USAA should also factor in the age of your spouse if he/she is 10 years, or more younger than you. Doing so results in a smaller RMD. In my case a 9% smaller RMD than their computer initially calculated and reported. Getting the correct figure required four calls, two disconnections with no call back by USAA, and considerable time on the phone until a rep who cared resolved the issue.
I've been a USAA member for decades and have seen service quality decline significantly in recent years. So much that I can no longer recommend USAA.

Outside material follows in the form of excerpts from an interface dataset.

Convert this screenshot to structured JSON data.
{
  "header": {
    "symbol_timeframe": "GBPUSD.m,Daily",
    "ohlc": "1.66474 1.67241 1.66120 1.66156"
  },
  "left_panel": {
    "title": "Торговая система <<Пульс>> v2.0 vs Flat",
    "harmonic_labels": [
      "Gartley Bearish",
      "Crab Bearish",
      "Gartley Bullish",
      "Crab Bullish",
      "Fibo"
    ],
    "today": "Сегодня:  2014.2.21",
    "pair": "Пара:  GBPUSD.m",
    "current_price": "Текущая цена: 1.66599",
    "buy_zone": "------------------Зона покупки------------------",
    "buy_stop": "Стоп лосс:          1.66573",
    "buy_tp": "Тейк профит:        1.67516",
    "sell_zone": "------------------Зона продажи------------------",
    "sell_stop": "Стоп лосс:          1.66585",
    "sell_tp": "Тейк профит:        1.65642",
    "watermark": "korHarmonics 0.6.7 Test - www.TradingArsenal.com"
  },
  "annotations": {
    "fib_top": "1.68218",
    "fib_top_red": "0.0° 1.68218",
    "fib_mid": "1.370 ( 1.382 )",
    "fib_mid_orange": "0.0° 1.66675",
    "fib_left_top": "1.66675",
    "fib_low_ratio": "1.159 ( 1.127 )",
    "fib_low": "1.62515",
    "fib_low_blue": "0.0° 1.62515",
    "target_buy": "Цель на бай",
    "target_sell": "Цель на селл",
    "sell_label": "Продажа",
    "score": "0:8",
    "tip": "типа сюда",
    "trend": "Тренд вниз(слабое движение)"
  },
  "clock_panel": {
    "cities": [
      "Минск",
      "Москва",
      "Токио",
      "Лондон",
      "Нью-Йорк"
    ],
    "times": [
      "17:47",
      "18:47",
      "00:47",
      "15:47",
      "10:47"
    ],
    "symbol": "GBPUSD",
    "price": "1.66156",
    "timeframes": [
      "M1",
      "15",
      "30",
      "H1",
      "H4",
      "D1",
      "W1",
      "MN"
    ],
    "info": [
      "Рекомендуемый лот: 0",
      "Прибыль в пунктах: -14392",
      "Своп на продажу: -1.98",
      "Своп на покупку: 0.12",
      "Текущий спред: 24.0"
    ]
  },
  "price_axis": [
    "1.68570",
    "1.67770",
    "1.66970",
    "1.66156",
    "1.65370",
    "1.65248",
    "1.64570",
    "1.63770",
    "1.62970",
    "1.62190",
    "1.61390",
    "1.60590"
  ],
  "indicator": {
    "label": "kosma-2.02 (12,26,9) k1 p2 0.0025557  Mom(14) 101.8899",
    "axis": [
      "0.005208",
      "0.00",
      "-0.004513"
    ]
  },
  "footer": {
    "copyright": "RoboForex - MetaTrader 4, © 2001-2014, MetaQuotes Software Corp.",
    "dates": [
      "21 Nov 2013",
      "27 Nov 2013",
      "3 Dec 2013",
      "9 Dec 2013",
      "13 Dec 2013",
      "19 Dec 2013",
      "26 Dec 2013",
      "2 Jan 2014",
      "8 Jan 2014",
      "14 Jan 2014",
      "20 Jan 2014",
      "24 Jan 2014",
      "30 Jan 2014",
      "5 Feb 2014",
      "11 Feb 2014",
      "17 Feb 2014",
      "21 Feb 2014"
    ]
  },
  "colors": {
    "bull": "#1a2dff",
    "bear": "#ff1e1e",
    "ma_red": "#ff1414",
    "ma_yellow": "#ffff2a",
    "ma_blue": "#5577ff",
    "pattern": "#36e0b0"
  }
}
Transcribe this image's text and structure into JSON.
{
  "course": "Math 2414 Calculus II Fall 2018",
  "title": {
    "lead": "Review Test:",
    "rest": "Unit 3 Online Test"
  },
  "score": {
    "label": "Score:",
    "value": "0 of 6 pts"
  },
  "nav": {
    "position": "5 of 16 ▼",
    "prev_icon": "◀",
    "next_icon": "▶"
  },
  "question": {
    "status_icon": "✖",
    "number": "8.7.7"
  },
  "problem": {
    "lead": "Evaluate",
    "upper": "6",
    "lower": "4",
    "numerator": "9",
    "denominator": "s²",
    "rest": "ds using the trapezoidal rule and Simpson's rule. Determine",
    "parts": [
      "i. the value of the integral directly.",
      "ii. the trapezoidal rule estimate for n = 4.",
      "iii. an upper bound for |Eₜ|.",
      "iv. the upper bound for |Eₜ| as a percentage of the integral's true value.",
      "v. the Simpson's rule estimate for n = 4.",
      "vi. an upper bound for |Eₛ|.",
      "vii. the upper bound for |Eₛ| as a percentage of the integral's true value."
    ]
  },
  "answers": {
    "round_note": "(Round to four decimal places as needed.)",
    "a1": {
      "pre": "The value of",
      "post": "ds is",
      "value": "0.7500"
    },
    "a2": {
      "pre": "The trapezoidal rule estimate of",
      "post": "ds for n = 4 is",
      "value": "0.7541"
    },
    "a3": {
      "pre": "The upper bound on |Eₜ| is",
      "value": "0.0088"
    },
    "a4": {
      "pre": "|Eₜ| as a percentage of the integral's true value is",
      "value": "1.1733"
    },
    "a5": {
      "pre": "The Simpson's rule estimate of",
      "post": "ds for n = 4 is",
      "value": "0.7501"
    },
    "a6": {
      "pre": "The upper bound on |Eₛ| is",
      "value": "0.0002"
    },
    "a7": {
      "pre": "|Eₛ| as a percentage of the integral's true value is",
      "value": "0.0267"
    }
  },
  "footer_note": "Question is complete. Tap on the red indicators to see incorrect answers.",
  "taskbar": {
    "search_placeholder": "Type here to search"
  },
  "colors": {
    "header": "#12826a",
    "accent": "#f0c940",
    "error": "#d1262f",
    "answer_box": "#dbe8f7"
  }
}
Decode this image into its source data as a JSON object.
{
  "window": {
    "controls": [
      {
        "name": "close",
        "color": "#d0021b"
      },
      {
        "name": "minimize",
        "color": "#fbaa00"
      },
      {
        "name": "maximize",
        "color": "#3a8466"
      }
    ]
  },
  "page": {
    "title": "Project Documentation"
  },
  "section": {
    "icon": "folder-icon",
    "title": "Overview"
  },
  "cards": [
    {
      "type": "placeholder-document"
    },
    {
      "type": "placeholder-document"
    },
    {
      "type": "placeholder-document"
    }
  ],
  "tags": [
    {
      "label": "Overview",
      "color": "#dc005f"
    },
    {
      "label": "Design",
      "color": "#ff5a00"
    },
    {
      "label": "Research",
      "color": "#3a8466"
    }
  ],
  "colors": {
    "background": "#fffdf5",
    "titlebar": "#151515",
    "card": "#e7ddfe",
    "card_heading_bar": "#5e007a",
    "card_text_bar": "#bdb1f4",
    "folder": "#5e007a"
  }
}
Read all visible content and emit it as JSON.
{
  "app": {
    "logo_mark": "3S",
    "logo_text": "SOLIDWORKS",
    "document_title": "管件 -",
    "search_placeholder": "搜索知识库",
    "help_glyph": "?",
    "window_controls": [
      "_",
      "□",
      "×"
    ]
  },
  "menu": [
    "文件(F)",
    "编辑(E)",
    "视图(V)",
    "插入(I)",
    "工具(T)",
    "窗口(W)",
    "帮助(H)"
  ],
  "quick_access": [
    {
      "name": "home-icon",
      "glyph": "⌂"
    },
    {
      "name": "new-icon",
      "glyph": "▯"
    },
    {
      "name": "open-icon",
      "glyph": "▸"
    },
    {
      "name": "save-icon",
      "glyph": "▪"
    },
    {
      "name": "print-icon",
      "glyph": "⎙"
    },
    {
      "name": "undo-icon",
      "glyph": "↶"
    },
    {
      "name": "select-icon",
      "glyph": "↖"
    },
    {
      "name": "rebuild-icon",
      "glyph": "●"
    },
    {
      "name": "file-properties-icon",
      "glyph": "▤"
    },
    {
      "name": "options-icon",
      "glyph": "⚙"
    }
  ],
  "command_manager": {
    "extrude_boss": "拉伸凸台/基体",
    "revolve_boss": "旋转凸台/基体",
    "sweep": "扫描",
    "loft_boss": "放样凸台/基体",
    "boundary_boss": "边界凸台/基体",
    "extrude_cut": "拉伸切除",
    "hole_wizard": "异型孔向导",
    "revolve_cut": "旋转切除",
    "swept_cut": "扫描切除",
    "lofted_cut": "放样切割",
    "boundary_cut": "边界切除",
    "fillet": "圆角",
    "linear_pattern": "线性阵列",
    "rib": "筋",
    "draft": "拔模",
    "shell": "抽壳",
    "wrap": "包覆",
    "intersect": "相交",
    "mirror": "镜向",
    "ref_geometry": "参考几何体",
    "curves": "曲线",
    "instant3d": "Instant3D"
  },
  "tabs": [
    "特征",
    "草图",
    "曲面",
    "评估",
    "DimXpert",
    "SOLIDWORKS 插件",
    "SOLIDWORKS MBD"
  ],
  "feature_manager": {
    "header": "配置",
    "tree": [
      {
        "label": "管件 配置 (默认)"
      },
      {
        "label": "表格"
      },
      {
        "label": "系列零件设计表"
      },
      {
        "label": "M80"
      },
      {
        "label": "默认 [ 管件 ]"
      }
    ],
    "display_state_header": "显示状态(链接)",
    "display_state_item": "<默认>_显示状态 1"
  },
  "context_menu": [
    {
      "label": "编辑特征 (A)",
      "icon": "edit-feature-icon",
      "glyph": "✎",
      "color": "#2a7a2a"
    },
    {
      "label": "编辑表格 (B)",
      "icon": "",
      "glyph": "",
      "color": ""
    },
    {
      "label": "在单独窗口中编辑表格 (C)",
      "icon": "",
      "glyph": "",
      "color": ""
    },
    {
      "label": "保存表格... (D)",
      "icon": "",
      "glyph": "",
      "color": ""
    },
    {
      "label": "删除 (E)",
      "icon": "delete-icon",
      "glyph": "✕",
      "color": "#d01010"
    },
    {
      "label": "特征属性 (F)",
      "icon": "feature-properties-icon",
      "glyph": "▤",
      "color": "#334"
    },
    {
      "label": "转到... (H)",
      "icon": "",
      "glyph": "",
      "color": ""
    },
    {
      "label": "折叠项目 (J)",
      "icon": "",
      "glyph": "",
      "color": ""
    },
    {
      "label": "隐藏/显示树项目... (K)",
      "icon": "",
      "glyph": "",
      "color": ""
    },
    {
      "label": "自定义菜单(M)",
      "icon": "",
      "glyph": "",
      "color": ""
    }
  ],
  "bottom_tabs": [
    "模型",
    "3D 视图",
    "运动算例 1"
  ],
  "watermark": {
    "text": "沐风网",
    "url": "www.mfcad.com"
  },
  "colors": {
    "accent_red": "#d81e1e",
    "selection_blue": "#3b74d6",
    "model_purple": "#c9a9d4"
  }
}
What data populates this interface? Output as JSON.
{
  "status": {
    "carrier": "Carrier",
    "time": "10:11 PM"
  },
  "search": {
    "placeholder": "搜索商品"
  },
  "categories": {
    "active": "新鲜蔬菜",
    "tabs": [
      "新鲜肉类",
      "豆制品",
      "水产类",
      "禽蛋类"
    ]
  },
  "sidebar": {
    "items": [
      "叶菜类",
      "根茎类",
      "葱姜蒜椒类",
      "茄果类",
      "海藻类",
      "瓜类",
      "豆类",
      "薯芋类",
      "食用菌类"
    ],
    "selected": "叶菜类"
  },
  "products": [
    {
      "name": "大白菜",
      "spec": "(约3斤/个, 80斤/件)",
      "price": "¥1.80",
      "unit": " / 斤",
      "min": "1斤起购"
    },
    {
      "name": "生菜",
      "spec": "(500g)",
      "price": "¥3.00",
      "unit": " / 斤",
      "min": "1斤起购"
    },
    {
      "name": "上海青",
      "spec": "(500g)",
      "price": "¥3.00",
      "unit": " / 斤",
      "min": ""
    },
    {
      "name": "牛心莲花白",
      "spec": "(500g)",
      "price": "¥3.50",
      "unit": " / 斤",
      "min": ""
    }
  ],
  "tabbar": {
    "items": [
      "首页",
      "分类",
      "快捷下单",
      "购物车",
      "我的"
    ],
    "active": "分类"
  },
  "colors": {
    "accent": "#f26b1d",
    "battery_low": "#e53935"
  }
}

Your opinion about USAA is yours, but how RMDs are computed belong to the IRS. RMDs are based solely on two factors: how much money is in your account [regardless where it’s located], and your projected, remaining lifespan. They are forced on us by the IRS beginning the year after you turn 70.5 years of age. I really hate having to take an RMD!!! Never intended to spend a dime of my 401K and retirement accounts: my wife is 10 years, 15 days younger than me, so I intended to leave her the maximum amount possible. But no, the IRS disagrees. If you have money in retirement accounts, your money ahead to invest it in an Annuity. Those aren’t affected by RMD, as I understand it. With today’s economy, impacted by the Pandemic and its associated factors, no financial company can provide sufficient income to offset an RMD’s impact. The income can’t build up enough at government bond or stock market returns today. As an example, let’s assume you have $500,000 in a 401K in an account combining government bonds and stocks [only because that mix is quite common]. While government bonds are 100% safe, older folks who qualify for a force-issued RMD, they only generate around roughly 1-2% these days; as we all know, the DOW, S&P, International Funds, and others are tanked with double-digit negative returns [round them off to -25% in general over the last 1-2 years]. That imaginary $500K, invested in government bonds only will generate $50-$60 per business day. But if our assumption about money in your account is for a male 73-77 years old, the IRS rules force your account holder forces that company to send you a figure somewhere around $18-20,000 for the year [whether issued in a lump sum, or monthly distribution]. Your exact age dictates how much you’re forced to take; and it’s based on current age and national average lifespan remaining. Whether your wife is younger/older/same age is not a factor. At best, that imaginary $50K will generate $13,000 [more or less; depending on how it’s invested]; any percentage in stocks right now means you lose….bigtime! Your example 401K is metered out at a rate [based on today’s market situation] just can’t rebuild fast enough to offset that RMD. This example is actually a “best case” scenario: you should expect your savings to deplete worse, and faster until the economy heals itself. The naysayers who rant about today’s economy do have a glimmer of truth, but the economy is actually better than many say and feel. The price of everything generates a mistaken belief we’re in a terrible state. But that’s mostly due to Russian invasion; disrupted supply chains; expensive transportation costs; unavailability of workers to fill job vacancies [don’t forget that there are 1.67 jobs available for working age Americans right now, but too many won’t take the jobs]; and competition to buy the available items. There’s also the issue of price gouging, but that’s a different issue all its own. The only reason I didn’t convert everything to Annuities long ago is my wife feels since Annuities don’t actually “earn” money, she didn’t want to go that route. And since my retirement accounts are only for her, I didn’t go with Annuities to lock in income. Rats!!